▶ [WHAT TO WORK ON]: Copy out the entries exactly. Print them in full.

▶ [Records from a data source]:
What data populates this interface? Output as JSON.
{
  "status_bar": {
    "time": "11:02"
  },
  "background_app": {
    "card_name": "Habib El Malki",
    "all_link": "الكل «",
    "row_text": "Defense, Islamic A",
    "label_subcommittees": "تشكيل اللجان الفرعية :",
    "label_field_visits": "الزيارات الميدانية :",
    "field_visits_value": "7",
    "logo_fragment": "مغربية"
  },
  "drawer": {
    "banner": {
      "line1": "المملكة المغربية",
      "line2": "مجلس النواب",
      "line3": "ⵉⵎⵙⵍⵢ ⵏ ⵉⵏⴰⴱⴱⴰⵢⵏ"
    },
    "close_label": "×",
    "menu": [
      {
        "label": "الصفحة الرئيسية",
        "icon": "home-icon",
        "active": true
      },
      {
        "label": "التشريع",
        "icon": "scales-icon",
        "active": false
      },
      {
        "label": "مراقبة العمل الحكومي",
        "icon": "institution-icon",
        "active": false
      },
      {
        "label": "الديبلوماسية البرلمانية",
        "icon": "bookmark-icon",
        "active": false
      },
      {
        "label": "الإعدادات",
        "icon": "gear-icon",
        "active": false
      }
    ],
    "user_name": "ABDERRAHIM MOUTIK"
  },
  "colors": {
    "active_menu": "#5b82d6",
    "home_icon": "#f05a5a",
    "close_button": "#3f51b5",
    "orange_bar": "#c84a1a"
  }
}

▶ [TASK RESULT]:
What data populates this interface? Output as JSON.
{
  "status_bar": {
    "time": "11:02"
  },
  "background_app": {
    "card_name": "Habib El Malki",
    "all_link": "الكل «",
    "row_text": "Defense, Islamic A",
    "label_subcommittees": "تشكيل اللجان الفرعية :",
    "label_field_visits": "الزيارات الميدانية :",
    "field_visits_value": "7",
    "logo_fragment": "مغربية"
  },
  "drawer": {
    "banner": {
      "line1": "المملكة المغربية",
      "line2": "مجلس النواب",
      "line3": "ⵉⵎⵙⵍⵢ ⵏ ⵉⵏⴰⴱⴱⴰⵢⵏ"
    },
    "close_label": "×",
    "menu": [
      {
        "label": "الصفحة الرئيسية",
        "icon": "home-icon",
        "active": true
      },
      {
        "label": "التشريع",
        "icon": "scales-icon",
        "active": false
      },
      {
        "label": "مراقبة العمل الحكومي",
        "icon": "institution-icon",
        "active": false
      },
      {
        "label": "الديبلوماسية البرلمانية",
        "icon": "bookmark-icon",
        "active": false
      },
      {
        "label": "الإعدادات",
        "icon": "gear-icon",
        "active": false
      }
    ],
    "user_name": "ABDERRAHIM MOUTIK"
  },
  "colors": {
    "active_menu": "#5b82d6",
    "home_icon": "#f05a5a",
    "close_button": "#3f51b5",
    "orange_bar": "#c84a1a"
  }
}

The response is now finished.